Software is important and here it’s possible to overspend or compromise by not investing when it’s important to do so.
One sensible move for a start-up is to invest in accounting software that can integrate financial and planning functions in a package that’s able to grow with the business.
Falling into the trap of using hardware and software not up to the job is a false economy. Underpowered computers taking too long to complete tasks, and free software that takes too much effort to learn and use compared to the paid for and more ubiquitous packages, will slow productivity and become a distraction.
Obviously, a business has to let potential customers know it exists and what it offers, but investment here will depend on the type of business. If options are considered carefully a little investment can go a long way, especially when using online methods; social media can be particularly cost-effective.
Website – a professional looking website is a key asset, but unless you require an involved e-commerce platform a well-designed site created on a free platform such as WordPress may be plenty.
The important thing is to establish exactly who your website is for and what you want visitors to do once on it.
It could be worth paying a skilled web designer to set you up with a coherent design but after that, you are ‘handed the keys’ and can easily update it yourself.
Social media – this can be a very inexpensive route to marketing your business. Some underestimate the value of investing in social media such as enlisting the services of an expert in social media marketing to help implement and run a campaign.
Highly targeted Facebook advertising and creating a page could help you reach a market for a very reasonable investment.
You could easily spend far too much money if you get carried away, but a coherent brand identity is time and money well spent. Once established, your branding will last a long time (think of Apple and Shell’s logos for example).
Think carefully before paying a brand consultant thousands of dollars; then again don’t skimp and try and do it ‘on the cheap’. If you don’t have design skills it will show up regardless of the number of free or very low-cost logo design websites you visit.

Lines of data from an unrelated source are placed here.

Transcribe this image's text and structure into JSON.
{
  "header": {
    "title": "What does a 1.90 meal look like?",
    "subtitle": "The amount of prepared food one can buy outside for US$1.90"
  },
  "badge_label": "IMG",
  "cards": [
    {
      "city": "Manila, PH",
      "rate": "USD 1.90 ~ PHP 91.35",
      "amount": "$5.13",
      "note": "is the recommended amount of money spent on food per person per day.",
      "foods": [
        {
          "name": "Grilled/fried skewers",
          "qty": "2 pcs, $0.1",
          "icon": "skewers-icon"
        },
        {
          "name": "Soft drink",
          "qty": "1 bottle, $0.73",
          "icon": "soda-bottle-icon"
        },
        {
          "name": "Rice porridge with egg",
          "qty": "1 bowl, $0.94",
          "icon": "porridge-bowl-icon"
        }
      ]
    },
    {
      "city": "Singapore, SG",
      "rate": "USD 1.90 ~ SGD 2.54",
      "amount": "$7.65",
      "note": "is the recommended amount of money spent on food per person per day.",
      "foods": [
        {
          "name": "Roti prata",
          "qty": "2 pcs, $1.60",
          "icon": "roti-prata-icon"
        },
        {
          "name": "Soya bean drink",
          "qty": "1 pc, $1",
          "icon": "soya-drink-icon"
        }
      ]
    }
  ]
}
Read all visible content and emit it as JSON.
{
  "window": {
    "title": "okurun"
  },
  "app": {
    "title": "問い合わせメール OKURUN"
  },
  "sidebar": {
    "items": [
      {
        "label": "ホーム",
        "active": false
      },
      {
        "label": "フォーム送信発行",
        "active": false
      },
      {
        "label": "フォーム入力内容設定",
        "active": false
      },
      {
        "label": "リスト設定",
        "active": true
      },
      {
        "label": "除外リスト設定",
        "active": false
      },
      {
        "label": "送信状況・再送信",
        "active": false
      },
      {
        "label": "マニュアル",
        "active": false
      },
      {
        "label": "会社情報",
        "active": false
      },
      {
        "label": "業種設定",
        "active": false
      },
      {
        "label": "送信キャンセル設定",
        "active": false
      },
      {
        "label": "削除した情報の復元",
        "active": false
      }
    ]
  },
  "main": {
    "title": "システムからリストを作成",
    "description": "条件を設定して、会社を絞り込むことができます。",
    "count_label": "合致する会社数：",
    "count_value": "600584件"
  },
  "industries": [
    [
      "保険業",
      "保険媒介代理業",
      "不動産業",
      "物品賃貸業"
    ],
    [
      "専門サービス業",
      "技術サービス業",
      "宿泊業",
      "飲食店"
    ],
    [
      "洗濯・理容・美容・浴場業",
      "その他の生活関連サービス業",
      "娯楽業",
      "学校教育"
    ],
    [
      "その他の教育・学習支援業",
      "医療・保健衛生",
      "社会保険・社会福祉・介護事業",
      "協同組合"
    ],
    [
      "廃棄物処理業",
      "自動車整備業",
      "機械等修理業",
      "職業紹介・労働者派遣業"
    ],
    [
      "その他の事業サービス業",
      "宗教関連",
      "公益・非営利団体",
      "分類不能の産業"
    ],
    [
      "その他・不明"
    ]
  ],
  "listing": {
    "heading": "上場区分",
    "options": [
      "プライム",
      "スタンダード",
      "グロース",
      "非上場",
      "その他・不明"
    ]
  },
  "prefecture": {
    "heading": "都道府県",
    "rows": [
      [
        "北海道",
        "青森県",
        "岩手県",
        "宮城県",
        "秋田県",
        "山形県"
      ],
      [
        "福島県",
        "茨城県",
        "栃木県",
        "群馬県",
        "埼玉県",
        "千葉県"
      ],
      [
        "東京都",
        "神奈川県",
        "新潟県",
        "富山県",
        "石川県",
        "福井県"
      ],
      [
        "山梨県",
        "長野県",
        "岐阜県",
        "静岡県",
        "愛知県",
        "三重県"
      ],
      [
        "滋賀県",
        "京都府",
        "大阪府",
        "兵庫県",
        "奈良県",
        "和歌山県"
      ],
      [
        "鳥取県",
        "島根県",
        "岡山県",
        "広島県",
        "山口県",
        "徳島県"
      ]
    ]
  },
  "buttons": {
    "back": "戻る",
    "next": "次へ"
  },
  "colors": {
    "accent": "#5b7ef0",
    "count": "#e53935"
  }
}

Your branding should carry through to everything your business has such as letterheads, business cards, website, social media pages and general advertising.
In some cases, professional help is worth its weight in gold but keep a lid on what you invest.
For example, if hiring an accountant to take the strain of preparing yearly accounts and maybe periodic assessment of your figures, then it may be possible to negotiate a flat fee for this level of agreed work as opposed to having a ‘meter running’ fee-paying arrangement.
With other professionals ask yourself if you need them – but don’t compromise if you do. For example, it may be vital that you properly own your logo or name, so the services of a lawyer will help ensure you sew this up rather than risk making a mistake through doing it yourself.
Investing in the right way can be a difficult balancing act to get right.
As said above you don’t want to under or overspend, but thinking carefully about what you hope to gain from your investment will help point you in the right direction.